Running with a legend
For a few minutes yesterday, during my 100th run of the #100daysofrunning challenge, I got to run alongside a legend, and chat with him, and to feel – for the time spent in his company – truly inspired.
The man in question is Major D.P.Singh, more commonly known as India’s first blade runner.
In 1999, Major D.P.Singh was severely injured during the Kargil War and had half of his right leg amputated.
Here, FYI, is part of his entry in Wikepedia, giving an almost sanitised account of what were horrific injuries:
“Major D.P. Singh was injured on 15 July 1999 at LOC in Akhnoor sector while fighting for India during the Kargil War (Operation Vijay).
He was 80 meters from a Pakistani Army post when a mortar fell within 1.5 metre of where he was; the shrapnel injured multiple parts of his body. A part of his right leg was amputated as it had developed gangrene.“
It is hard to believe that this charming, smiling man with whom I ran and chatted yesterday was virtually left for dead, his intestines ripped out by the force of the mortar. Declared dead, then later found to be still alive by another doctor, gangrene, amputation – and yet, smilingly, this lovely man celebrates the day of his terrible accident as his rebirth day.
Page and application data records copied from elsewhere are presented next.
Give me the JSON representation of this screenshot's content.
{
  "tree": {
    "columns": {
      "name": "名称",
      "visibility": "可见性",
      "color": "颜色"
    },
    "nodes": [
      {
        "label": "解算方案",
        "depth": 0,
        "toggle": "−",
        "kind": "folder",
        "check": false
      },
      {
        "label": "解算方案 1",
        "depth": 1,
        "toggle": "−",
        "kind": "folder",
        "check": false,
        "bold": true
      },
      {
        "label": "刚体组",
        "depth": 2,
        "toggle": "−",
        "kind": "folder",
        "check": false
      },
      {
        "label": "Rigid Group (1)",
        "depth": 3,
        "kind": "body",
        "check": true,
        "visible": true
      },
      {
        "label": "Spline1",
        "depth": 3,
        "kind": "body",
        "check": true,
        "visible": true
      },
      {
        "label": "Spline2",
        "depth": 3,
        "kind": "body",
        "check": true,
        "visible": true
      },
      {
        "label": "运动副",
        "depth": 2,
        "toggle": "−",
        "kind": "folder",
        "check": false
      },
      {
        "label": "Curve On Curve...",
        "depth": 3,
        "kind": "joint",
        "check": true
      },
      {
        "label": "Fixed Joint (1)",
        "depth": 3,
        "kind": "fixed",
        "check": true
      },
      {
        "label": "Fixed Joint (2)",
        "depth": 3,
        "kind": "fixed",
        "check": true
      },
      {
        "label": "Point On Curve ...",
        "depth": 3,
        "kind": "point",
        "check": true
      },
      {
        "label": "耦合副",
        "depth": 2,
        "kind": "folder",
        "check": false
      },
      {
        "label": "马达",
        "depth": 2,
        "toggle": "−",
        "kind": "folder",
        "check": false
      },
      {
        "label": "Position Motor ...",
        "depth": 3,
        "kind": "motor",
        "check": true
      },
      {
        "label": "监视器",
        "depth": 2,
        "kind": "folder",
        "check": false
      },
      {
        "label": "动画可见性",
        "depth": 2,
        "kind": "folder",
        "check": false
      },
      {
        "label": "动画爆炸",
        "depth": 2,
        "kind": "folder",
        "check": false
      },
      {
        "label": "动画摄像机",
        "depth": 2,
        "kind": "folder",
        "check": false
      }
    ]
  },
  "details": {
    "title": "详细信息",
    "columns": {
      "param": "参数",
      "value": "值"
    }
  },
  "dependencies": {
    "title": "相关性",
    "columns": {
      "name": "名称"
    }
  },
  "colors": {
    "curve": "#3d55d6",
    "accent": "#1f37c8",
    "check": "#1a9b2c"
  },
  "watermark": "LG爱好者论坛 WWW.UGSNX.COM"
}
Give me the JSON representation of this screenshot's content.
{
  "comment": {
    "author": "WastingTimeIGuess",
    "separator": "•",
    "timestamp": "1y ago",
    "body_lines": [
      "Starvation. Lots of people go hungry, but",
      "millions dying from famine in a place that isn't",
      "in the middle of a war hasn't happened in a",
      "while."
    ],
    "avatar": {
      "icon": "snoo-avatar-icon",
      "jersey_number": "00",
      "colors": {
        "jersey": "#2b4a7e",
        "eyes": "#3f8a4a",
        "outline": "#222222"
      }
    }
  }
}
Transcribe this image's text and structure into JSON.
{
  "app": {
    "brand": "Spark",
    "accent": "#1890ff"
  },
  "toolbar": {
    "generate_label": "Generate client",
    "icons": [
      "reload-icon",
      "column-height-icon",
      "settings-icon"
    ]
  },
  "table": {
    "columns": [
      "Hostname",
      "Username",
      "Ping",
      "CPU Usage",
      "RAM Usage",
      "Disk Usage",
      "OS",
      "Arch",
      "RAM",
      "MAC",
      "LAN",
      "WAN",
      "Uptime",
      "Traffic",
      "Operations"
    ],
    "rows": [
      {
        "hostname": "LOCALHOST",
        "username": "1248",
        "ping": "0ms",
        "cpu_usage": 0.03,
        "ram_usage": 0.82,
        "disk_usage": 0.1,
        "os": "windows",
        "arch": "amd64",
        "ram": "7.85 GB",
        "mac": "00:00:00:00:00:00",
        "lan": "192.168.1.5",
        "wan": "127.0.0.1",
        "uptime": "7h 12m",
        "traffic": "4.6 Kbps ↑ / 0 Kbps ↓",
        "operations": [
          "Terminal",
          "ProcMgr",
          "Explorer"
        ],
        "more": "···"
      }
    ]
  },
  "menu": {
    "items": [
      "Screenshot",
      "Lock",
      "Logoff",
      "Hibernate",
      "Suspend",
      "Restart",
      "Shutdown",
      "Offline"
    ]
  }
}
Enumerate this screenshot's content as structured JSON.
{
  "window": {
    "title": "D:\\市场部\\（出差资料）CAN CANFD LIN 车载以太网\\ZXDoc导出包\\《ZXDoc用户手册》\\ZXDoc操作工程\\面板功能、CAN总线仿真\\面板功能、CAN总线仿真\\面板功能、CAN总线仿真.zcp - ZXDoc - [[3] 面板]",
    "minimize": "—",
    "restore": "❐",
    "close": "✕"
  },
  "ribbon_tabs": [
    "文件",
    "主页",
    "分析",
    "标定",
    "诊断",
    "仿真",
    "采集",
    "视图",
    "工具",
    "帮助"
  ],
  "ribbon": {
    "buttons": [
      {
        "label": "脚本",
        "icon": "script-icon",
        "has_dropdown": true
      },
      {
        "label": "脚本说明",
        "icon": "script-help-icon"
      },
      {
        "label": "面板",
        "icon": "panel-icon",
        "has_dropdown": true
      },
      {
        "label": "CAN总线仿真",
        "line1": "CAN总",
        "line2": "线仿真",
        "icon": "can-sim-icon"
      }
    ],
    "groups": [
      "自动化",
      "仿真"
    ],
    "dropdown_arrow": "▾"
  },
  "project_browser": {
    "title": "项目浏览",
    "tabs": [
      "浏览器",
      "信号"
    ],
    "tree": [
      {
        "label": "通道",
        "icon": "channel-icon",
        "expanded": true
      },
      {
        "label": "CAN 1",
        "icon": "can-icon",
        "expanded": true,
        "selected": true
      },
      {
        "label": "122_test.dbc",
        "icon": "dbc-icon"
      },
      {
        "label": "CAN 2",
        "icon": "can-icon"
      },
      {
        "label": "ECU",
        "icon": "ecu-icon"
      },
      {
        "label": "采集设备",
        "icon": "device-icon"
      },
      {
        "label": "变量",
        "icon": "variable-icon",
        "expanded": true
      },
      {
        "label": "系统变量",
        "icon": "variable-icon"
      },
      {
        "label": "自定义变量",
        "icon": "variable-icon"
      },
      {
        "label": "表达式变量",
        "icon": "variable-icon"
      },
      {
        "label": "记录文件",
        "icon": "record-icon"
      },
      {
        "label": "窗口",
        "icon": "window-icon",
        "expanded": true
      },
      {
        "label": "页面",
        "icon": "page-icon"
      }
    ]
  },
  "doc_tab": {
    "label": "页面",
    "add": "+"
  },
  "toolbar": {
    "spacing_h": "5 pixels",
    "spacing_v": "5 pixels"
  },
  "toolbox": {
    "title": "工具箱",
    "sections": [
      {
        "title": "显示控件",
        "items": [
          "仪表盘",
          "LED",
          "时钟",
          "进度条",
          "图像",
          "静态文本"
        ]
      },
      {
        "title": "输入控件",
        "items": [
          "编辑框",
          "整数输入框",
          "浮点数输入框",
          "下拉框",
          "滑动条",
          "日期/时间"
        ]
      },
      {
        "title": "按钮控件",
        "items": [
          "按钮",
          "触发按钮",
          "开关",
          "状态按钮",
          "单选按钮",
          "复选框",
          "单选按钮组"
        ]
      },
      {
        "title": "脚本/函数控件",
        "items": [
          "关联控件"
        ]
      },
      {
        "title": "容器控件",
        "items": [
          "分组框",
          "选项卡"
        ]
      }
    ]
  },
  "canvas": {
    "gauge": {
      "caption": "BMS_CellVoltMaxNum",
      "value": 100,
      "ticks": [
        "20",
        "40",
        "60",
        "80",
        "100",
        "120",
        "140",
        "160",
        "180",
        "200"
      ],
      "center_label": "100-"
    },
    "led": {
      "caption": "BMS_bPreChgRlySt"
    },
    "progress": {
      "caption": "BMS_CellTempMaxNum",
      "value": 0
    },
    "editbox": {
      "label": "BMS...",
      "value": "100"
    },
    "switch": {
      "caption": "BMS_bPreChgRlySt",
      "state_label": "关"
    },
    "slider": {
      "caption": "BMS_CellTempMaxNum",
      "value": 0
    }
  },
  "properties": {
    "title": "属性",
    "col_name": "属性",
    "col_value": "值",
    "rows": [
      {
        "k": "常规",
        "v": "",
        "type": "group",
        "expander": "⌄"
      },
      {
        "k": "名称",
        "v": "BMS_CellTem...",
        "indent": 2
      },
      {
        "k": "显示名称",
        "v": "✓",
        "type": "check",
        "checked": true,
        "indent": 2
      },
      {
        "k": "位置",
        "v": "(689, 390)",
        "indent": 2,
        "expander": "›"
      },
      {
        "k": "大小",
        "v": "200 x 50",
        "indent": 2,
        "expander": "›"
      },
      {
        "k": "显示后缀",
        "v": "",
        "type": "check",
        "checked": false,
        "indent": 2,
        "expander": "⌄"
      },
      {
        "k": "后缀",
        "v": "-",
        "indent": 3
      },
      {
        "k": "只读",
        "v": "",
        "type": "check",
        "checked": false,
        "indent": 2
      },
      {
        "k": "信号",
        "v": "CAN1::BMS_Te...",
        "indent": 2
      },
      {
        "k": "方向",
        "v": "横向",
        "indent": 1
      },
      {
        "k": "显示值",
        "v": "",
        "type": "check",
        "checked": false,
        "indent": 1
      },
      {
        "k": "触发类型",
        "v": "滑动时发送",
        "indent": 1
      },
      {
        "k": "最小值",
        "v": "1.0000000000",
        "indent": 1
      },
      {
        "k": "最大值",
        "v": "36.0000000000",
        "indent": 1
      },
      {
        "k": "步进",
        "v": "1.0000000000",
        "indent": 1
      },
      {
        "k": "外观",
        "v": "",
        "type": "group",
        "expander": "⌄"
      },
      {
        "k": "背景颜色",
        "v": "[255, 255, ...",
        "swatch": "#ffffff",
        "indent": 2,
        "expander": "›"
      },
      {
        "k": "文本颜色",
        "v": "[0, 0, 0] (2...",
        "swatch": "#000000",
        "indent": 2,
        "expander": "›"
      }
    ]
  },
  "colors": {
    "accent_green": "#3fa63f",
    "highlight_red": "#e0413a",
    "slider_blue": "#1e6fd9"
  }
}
His courage is simply amazing.
It was only after his amputation that he started running, and as well as being an accomplished marathoner, he is now a motivational speaker, inspiring amputees in India.
Any wonder that it was both humbling and uplifting to run and talk with him.
Our run yesterday was a trail run, through a forest with enough ups & downs, & steps & slippery bits to make me slow down, on the grounds that I might slip, and there was the gallant Major…
(Both these photos are Chetan’s)
Major Singh was, deservedly, the centre of attention yesterday and was super low-key about everyone wanting a photo with him.
I was fortunate enough to be running with the Major and the lovely Chetan Singh Gill, a professional photographer, who has taken some smashingly flattering photos of me before.
Chetan sportingly sprinted ahead of us and took some lovely photos:
Then we met the equally talented Atul Bounty Narula, another professional photographer who is often at major running events.
Truly my lucky day 🙂
I could not have asked for a more wonderful end to my own little 100 day challenge.